Certain types of fruit juice can be a healthy part of your child's diet.
Research suggests that drinking moderate amounts of 100 percent fruit juice doesn't affect a child's weight. However, fruit juice contains calories. Just like any other food or calorie-containing drink, too much fruit juice can contribute to weight gain.
If you choose to give your child fruit juice, choose 100 percent fruit juice instead of sweetened juice or fruit-juice cocktails. While 100 percent fruit juice and sweetened fruit drinks might have similar amounts of calories, your child will get more vitamins and nutrients and fewer additives from 100 percent juice.
To ensure your child isn't drinking too much juice, follow these limits from the American Academy of Pediatrics:
- Birth to 6 months. No fruit juice, unless it's used to relieve constipation.
- 6 to 12 months. If juice is given, limit it to 4 to 6 ounces (118 to 177 milliliters) and serve it in a cup (not a bottle) to avoid tooth decay.
- 1 to 6 years. Up to 6 ounces (177 milliliters) a day.
- 7 years and older. Up to 12 ounces (355 milliliters) a day.
Six ounces (177 milliliters) of 100 percent fruit juice equals one serving of fruit. Juice lacks the fiber of whole fruit, however, and can be consumed more quickly. Although a reasonable amount of fruit juice each day is fine for most children, remember that whole fruit is an even better option.

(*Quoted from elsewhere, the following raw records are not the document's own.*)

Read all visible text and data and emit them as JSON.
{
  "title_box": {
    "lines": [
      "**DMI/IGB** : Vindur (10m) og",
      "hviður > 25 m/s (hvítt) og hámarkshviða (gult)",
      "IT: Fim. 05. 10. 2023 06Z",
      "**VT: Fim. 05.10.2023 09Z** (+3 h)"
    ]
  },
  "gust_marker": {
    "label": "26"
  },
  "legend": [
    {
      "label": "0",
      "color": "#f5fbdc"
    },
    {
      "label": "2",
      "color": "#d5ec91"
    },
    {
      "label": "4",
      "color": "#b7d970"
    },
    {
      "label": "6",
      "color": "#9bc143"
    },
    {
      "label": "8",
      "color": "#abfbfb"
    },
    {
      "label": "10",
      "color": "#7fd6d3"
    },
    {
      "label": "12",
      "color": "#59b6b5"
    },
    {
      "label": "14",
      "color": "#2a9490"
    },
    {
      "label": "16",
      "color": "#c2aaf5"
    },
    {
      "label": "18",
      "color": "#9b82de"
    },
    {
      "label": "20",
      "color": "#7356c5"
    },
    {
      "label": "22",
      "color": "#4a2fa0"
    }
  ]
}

Mar. 14, 2014
- Nicklas TA, et al. Association between 100% juice consumption and nutrient intake and weight of children aged 2 to 11 years. Archives of Pediatrics and Adolescent Medicine. 2008;162:557.
- O'Connor TM, et al. Beverage intake among preschool children and its effect on weight status. Pediatrics. 2006;118:e1010.
- American Academy of Pediatrics Committee on Nutrition. The use and misuse of fruit juice in pediatrics. Pediatrics. 2001;107:1210.
- Dietary recommendations for children and adolescents: A guide for practitioners. American Academy of Pediatrics Policy. http://aappolicy.aappublications.org. Accessed Nov. 21, 2013.
- Dietary Guidelines for Americans, 2010. U.S. Department of Health and Human Services. http://www.cnpp.usda.gov/DGAs2010-PolicyDocument.htm. Accessed Dec. 10, 2013.
- Schor EL, et al. Caring for Your School-Age Child: Ages 5 to 12. New York, N.Y.: Bantam Books; 1999:516.
- Hoecker JL (expert opinion). Mayo Clinic, Rochester, Minn. Dec. 10, 2013.